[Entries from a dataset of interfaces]

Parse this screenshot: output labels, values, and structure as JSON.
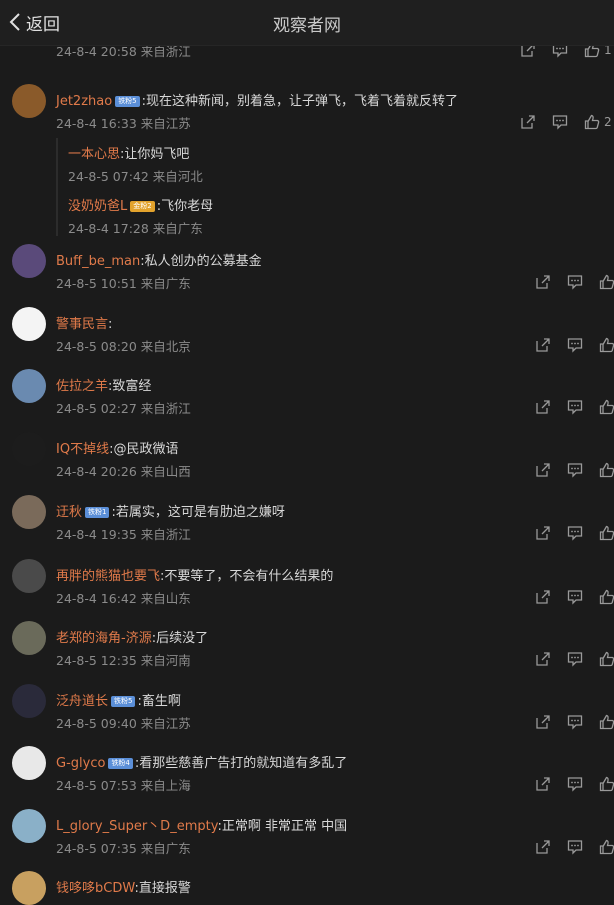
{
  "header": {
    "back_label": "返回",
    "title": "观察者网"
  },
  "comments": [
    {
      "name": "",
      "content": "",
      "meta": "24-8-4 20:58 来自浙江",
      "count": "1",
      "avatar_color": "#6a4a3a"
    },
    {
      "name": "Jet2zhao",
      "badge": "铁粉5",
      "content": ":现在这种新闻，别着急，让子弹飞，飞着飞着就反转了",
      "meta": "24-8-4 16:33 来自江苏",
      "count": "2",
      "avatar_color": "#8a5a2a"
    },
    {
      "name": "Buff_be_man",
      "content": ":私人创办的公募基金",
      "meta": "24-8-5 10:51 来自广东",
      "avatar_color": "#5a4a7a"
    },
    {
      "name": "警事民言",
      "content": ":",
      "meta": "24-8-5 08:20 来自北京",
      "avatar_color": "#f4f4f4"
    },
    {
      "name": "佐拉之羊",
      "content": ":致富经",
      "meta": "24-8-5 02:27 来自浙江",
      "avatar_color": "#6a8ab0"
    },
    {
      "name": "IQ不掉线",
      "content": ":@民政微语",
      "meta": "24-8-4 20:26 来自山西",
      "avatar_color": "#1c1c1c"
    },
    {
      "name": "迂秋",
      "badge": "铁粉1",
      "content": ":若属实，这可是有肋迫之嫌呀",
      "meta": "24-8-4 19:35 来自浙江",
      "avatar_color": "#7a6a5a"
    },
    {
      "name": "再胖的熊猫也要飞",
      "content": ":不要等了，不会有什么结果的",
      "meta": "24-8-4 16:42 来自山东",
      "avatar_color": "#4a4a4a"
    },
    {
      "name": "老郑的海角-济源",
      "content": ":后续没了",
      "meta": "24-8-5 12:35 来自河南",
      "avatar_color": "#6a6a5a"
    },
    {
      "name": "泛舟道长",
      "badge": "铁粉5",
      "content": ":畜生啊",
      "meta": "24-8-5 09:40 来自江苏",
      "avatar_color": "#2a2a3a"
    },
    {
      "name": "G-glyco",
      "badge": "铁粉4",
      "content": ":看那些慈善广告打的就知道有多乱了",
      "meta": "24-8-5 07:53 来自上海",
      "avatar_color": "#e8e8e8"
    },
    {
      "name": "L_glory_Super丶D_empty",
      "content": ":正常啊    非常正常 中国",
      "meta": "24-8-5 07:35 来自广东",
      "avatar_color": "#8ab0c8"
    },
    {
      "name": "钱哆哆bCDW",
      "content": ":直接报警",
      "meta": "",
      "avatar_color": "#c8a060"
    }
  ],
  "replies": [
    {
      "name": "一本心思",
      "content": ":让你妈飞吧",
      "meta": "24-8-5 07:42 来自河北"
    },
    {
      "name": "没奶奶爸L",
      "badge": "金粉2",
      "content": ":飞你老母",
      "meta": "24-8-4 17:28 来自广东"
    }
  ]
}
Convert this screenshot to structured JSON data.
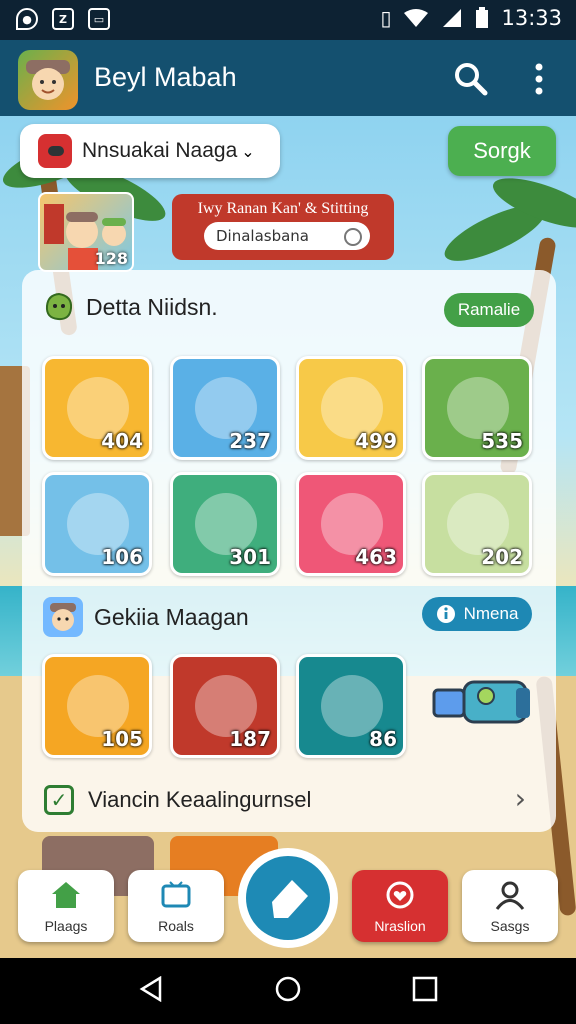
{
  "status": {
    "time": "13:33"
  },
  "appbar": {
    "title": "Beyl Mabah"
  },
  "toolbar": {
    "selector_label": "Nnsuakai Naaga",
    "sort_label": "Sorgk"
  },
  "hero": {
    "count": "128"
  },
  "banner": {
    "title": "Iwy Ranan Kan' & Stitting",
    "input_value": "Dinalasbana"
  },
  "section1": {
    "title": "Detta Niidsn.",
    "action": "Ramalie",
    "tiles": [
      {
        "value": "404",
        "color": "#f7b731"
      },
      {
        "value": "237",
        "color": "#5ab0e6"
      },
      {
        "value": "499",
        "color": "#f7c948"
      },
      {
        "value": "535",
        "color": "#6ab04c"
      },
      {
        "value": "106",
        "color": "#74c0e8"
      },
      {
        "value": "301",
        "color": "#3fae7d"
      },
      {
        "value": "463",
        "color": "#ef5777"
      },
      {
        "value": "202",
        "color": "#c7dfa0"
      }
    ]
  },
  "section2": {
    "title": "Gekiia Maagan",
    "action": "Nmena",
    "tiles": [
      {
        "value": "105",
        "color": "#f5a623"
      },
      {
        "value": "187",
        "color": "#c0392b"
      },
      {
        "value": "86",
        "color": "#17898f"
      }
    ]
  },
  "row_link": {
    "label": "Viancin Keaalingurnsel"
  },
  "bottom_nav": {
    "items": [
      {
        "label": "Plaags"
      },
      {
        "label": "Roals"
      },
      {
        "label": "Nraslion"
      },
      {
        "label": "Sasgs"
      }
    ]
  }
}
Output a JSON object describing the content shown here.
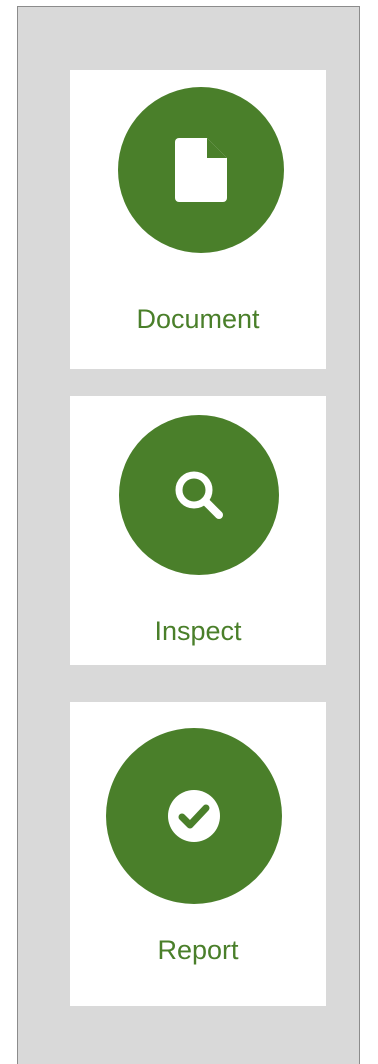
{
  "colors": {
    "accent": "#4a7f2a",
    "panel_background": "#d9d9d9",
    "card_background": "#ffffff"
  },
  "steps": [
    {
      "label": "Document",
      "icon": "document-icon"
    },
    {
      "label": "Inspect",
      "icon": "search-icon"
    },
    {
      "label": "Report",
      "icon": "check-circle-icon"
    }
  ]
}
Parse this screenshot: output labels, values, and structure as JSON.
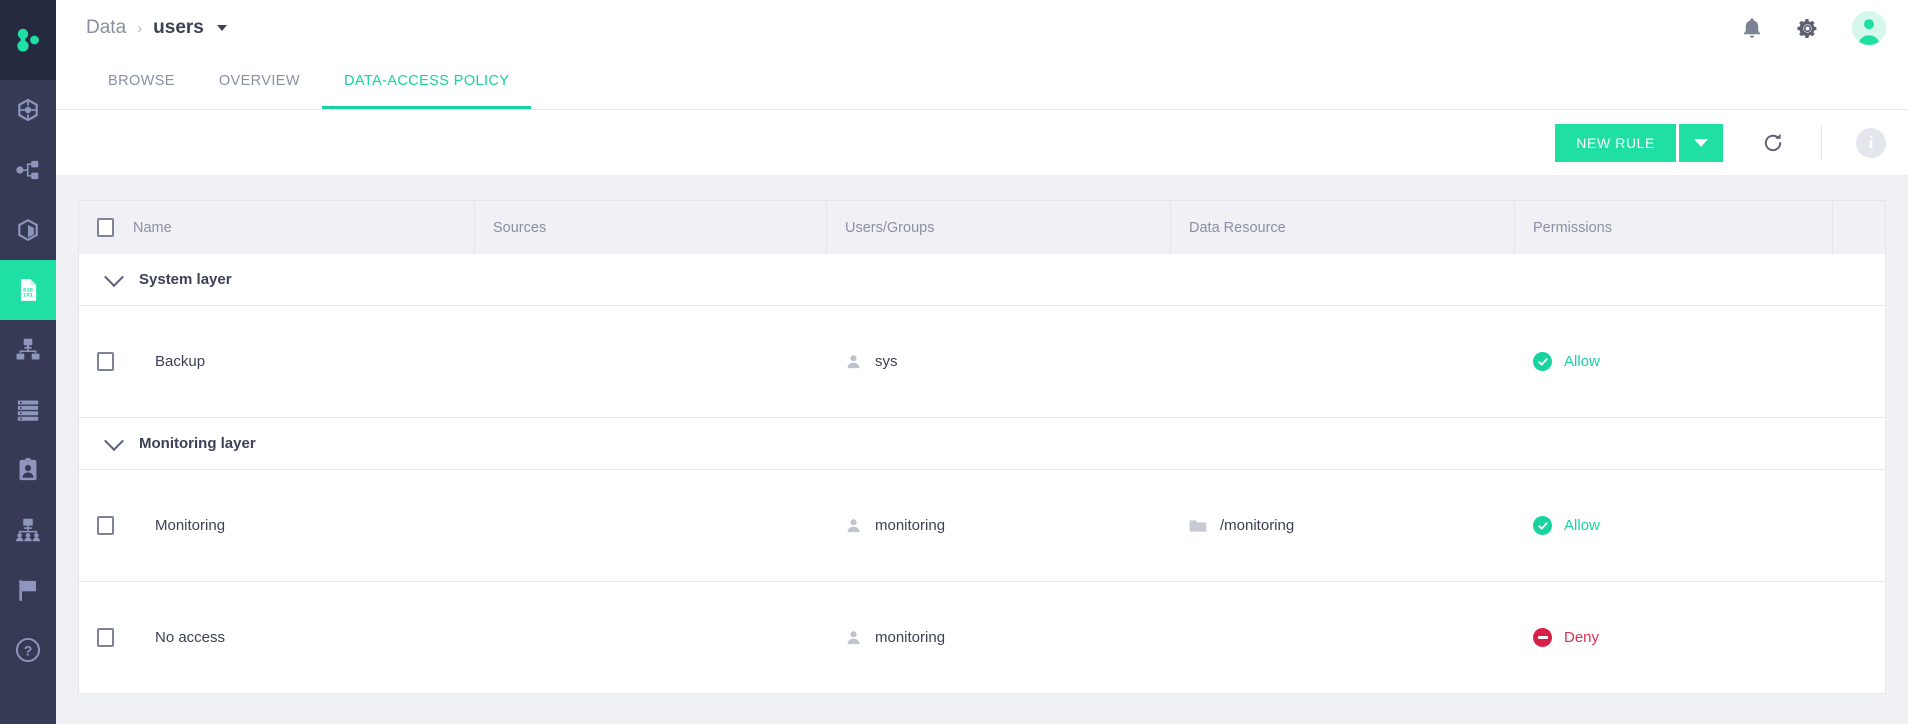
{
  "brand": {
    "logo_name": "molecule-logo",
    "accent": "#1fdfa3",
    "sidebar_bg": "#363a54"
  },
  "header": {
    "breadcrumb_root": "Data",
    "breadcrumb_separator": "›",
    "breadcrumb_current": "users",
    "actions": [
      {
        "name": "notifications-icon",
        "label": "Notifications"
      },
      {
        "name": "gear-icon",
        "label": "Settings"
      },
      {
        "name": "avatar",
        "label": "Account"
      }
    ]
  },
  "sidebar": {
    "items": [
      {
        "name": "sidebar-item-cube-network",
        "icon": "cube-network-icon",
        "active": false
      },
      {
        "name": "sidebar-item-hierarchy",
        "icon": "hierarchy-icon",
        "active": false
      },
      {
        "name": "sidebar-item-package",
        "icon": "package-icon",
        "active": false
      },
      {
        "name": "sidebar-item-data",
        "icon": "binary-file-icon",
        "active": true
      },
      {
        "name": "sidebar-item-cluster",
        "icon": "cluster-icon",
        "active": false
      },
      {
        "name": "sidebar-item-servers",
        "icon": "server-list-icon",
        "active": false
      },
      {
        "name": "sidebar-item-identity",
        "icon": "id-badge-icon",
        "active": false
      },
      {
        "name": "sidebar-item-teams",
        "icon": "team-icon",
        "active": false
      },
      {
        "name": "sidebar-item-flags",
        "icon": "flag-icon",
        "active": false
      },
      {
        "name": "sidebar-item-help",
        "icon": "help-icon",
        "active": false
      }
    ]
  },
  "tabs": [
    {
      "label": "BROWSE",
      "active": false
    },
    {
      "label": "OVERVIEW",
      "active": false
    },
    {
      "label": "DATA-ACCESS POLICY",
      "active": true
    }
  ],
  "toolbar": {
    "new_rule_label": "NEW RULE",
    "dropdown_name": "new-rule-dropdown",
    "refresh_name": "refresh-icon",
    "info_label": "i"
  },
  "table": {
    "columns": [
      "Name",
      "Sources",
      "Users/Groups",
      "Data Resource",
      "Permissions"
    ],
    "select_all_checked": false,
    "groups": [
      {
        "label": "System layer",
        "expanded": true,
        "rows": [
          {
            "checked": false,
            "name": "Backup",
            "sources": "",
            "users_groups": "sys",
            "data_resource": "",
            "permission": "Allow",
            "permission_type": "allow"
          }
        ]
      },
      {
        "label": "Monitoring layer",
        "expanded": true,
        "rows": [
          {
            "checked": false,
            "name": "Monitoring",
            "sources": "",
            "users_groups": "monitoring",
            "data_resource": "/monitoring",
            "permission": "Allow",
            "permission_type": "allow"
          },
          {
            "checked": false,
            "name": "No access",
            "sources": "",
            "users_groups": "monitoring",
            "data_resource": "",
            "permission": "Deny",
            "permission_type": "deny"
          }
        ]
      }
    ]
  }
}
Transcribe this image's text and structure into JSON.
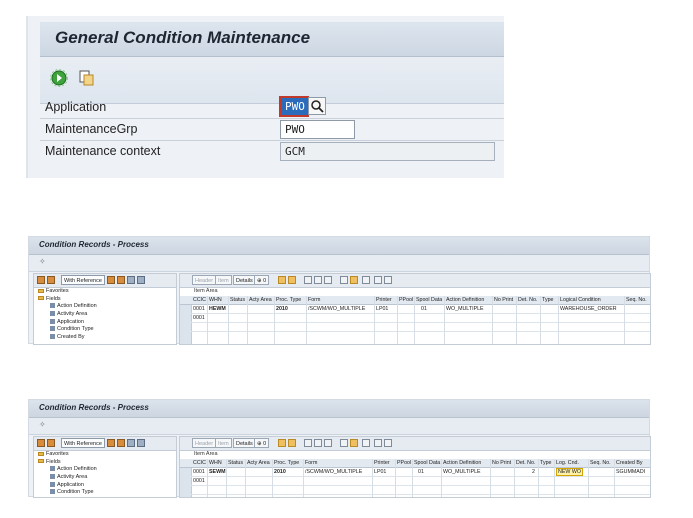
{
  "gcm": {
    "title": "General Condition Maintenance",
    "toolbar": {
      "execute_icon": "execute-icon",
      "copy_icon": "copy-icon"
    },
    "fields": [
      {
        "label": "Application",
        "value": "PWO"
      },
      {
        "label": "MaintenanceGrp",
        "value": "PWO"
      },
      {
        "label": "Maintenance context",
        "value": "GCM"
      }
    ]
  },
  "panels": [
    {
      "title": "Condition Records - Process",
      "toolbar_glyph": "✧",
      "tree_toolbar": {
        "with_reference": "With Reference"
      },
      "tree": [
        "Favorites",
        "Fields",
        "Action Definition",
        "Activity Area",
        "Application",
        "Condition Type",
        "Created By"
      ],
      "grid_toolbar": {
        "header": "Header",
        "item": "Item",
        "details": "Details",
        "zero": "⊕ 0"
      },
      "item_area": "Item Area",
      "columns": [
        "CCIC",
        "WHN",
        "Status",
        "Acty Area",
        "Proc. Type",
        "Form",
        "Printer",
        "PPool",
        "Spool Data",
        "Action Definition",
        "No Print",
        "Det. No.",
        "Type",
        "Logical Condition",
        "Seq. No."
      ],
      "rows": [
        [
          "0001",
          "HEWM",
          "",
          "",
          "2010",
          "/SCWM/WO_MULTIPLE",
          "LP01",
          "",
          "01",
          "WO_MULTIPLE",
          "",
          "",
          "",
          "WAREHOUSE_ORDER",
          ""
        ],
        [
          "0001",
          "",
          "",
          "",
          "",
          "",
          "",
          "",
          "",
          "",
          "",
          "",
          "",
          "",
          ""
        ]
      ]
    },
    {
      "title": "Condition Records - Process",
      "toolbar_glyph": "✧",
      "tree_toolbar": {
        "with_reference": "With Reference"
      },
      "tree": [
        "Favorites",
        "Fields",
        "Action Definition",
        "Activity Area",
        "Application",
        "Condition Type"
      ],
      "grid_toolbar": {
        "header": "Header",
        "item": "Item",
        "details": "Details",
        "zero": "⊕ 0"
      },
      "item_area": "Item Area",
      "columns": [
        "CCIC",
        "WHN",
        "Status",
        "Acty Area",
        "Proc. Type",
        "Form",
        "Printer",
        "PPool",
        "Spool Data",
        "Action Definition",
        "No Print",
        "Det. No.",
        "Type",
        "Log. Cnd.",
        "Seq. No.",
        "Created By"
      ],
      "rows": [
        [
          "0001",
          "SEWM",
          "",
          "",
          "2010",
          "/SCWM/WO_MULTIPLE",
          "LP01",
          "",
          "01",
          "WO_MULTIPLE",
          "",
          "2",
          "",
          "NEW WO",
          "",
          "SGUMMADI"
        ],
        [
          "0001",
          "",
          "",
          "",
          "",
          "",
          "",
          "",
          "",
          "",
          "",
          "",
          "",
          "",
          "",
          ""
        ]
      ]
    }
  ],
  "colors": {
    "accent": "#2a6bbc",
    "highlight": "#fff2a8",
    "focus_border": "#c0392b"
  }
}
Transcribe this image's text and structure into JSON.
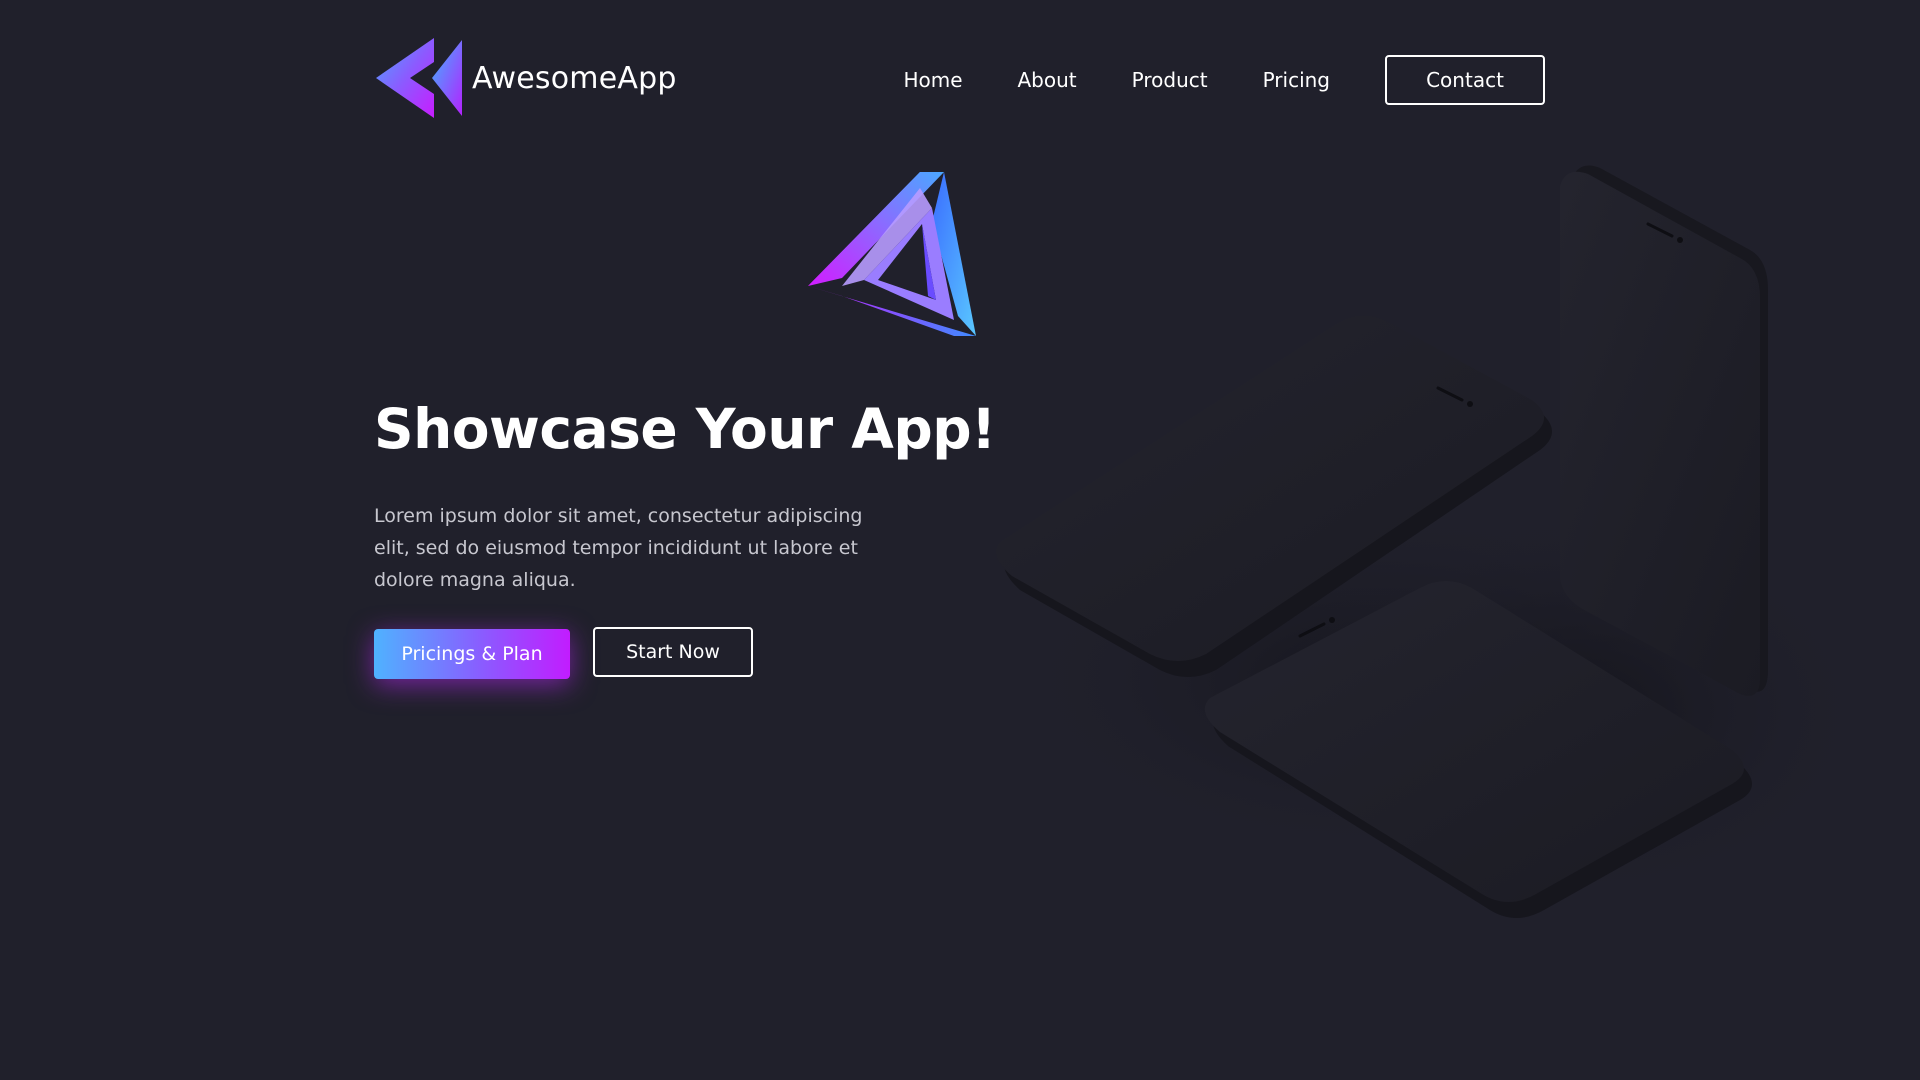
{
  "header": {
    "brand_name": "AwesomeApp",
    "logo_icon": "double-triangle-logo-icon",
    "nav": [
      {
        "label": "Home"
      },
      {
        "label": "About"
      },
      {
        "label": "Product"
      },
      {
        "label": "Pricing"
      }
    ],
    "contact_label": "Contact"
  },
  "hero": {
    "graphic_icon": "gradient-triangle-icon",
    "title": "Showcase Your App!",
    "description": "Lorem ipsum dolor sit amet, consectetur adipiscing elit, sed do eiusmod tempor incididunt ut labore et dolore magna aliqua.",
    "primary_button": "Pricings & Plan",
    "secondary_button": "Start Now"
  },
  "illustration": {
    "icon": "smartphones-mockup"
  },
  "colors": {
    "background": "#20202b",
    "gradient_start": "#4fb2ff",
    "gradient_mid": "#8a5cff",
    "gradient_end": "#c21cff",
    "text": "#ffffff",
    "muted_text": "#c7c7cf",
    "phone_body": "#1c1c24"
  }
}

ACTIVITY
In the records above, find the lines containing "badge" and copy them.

ANSWER FOR THIS EXERCISE
      "badge": "铁粉5",
      "badge": "铁粉1",
      "badge": "铁粉5",
      "badge": "铁粉4",
      "badge": "金粉2",
        "icon": "id-badge-icon",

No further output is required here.